[Opening Raw data section]
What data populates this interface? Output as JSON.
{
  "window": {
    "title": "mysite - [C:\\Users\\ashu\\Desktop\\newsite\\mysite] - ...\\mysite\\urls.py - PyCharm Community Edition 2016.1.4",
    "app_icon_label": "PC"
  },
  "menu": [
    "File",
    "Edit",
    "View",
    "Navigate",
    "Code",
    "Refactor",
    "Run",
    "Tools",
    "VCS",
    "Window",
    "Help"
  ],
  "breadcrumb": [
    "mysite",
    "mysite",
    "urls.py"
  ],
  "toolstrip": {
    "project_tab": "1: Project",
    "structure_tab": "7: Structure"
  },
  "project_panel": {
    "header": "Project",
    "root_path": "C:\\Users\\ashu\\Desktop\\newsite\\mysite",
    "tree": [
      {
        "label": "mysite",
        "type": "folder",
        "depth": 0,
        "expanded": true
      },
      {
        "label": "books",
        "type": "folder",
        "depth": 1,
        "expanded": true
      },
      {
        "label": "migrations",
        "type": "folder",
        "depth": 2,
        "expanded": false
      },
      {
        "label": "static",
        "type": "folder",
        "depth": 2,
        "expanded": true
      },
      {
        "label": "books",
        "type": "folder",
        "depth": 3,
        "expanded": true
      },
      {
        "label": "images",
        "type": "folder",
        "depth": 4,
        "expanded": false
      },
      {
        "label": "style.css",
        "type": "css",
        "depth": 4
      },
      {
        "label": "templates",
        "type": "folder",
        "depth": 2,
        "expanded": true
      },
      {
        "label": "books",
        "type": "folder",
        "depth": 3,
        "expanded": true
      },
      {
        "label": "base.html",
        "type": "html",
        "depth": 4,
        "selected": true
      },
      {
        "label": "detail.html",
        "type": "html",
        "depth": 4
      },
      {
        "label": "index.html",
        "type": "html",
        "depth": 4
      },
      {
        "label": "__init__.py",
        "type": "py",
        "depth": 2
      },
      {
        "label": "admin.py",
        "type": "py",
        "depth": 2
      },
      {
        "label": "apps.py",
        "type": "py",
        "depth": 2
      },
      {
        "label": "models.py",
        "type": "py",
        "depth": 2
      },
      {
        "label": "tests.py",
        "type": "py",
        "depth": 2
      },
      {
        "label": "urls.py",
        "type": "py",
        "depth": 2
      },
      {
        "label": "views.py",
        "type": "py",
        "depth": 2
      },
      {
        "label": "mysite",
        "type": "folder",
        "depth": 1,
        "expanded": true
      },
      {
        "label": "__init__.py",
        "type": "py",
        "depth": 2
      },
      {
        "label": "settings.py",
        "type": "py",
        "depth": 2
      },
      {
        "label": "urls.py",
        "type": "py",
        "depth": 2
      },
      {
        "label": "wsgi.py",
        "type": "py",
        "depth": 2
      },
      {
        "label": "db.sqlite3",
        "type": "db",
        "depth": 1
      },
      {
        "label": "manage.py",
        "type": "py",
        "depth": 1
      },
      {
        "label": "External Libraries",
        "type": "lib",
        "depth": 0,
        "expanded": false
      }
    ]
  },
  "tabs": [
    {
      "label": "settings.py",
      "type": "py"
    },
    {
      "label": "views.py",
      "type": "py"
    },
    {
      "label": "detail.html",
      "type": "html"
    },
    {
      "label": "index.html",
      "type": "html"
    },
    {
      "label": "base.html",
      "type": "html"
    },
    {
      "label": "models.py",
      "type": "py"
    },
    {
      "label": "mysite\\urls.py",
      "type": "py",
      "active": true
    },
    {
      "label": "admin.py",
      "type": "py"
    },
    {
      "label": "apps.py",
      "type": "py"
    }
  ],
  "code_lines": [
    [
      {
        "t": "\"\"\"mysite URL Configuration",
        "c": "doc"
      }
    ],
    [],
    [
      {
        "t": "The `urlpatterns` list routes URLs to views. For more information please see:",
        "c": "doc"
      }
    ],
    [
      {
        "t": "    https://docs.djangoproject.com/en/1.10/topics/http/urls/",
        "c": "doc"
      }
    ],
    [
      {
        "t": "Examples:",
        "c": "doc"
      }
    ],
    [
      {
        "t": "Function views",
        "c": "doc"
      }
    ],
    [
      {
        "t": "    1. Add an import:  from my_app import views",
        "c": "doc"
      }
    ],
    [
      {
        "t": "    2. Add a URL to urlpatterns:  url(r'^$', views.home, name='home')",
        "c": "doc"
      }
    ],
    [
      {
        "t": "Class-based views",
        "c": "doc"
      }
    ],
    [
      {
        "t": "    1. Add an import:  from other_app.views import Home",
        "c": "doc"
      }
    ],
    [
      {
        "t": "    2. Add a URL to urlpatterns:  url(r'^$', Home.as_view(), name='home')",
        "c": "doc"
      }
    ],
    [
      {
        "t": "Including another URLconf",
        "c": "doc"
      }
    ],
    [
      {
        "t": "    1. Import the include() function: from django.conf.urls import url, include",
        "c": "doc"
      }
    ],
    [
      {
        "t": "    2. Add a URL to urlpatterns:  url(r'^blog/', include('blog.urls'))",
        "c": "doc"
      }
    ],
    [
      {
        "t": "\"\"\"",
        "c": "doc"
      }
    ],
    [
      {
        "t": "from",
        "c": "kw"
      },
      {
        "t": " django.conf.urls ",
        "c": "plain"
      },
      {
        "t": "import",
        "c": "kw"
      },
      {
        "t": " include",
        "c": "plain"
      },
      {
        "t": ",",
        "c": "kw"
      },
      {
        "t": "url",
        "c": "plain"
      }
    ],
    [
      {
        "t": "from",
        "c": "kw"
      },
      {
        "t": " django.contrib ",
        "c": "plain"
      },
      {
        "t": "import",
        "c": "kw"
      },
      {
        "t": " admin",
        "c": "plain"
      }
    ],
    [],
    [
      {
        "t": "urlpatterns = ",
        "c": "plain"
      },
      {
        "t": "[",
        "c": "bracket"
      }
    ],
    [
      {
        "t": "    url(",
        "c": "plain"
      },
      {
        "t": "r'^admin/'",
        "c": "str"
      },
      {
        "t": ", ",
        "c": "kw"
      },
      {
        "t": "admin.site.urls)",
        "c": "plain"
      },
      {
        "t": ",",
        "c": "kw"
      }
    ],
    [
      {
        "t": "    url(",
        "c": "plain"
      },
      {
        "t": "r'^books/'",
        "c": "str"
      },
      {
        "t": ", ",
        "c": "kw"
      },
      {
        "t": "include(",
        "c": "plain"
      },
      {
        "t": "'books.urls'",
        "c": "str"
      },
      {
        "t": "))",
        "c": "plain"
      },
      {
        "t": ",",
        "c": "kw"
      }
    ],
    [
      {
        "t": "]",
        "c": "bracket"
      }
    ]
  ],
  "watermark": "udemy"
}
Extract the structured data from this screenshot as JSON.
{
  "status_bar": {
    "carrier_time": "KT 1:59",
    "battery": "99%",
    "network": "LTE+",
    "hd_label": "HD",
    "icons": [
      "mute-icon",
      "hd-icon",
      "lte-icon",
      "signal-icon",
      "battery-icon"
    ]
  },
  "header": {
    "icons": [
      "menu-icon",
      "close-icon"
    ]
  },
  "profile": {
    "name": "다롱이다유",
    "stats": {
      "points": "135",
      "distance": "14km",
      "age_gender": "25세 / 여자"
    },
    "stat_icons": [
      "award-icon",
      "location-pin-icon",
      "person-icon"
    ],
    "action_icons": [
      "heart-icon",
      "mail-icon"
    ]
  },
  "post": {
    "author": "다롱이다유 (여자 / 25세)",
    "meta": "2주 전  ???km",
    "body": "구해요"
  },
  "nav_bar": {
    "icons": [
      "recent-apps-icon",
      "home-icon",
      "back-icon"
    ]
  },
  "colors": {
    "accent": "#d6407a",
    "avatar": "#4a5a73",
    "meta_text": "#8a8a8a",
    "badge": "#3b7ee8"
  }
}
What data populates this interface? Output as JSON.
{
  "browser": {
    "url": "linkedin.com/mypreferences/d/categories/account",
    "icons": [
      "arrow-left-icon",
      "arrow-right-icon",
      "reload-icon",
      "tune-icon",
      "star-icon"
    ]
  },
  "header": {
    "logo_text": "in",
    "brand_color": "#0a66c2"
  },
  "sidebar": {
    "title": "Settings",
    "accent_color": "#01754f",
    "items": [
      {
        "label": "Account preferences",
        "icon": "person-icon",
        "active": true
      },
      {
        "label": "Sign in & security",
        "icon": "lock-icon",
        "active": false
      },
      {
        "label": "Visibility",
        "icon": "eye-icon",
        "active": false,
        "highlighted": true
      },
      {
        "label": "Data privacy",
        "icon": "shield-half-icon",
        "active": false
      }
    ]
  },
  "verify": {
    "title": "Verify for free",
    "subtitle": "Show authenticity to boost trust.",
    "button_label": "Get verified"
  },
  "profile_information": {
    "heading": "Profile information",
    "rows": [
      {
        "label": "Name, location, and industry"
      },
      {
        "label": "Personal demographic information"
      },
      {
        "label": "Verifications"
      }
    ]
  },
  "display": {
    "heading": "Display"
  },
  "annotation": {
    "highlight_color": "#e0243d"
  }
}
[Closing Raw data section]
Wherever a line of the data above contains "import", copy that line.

* **Written reply**
        "t": "    1. Add an import:  from my_app import views",
        "t": "    1. Add an import:  from other_app.views import Home",
        "t": "    1. Import the include() function: from django.conf.urls import url, include",
        "t": "import",
        "t": "import",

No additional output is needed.